DETROIT — Big U.S. recalls by General Motors and Toyota have put the auto industry on a record pace as companies try to avoid bad publicity and punishment from an increasingly aggressive government.
On Wednesday, Toyota announced it was recalling nearly 1.8 million vehicles in the U.S. to fix a spate of problems, including air bags that might not inflate. It’s part of a worldwide recall of 6.4 million cars and trucks.
So far this year, automakers have recalled about 9 million vehicles in the U.S. If that pace continues, the nation would break the record of 30.8 million recalled vehicles set in 2004.
Most of the recalls are from Toyota and General Motors, which are under government scrutiny and facing bad publicity and allegations that they concealed safety issues.
Toyota’s latest recalls were announced before the company even developed specific repairs.
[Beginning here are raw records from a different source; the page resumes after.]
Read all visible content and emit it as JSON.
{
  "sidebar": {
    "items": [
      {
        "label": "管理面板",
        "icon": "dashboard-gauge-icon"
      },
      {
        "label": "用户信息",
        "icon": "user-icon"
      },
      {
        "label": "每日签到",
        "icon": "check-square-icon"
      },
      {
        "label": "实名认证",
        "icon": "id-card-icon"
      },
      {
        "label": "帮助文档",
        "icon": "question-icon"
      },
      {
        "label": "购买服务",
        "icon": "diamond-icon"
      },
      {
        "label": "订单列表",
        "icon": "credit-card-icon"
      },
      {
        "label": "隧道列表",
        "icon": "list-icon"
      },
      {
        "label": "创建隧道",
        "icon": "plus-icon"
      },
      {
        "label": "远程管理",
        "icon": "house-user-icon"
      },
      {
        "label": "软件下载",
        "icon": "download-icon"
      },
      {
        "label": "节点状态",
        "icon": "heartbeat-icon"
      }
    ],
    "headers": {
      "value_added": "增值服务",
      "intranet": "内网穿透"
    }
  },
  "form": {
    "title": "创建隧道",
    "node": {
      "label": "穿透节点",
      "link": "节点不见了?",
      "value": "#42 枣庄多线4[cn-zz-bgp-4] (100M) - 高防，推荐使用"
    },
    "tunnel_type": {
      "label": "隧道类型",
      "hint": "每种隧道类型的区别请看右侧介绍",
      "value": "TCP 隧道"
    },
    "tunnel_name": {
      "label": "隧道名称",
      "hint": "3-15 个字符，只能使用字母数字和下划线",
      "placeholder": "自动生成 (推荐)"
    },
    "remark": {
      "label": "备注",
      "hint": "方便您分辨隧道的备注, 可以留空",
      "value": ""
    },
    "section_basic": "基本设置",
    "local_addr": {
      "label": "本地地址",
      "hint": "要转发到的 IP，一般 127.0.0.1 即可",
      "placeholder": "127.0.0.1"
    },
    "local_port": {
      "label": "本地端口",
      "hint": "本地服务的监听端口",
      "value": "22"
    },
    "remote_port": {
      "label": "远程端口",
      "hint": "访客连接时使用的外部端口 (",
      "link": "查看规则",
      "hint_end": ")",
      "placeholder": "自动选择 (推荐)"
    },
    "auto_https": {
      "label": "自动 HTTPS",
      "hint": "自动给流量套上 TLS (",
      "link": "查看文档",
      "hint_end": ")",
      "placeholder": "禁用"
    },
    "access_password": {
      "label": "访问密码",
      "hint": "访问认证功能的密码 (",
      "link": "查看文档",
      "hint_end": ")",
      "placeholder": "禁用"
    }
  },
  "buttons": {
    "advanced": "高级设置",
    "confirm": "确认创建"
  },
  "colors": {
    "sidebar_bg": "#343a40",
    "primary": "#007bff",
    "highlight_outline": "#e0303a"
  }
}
They come two weeks after the Justice Department skewered the Japanese automaker for covering up problems that caused unintended acceleration in some cars starting in 2009. Toyota agreed to pay $1.2 billion to settle that case, but federal prosecutors can resurrect a wire fraud charge if the company fails to comply with the terms of the settlement.
Toyota’s actions come as rival GM recalls 2.6 million small cars for defective ignition switches the company links to at least 13 deaths. Of those, 2.2 million are in the U.S. As that crisis unfolded, GM announced recalls of another 3.4 million U.S. vehicles.
GM is facing a Justice Department investigation, and last week its new CEO was grilled by Congress over its handling of the ignition recalls. It also faces possible fines of $7,000 per day.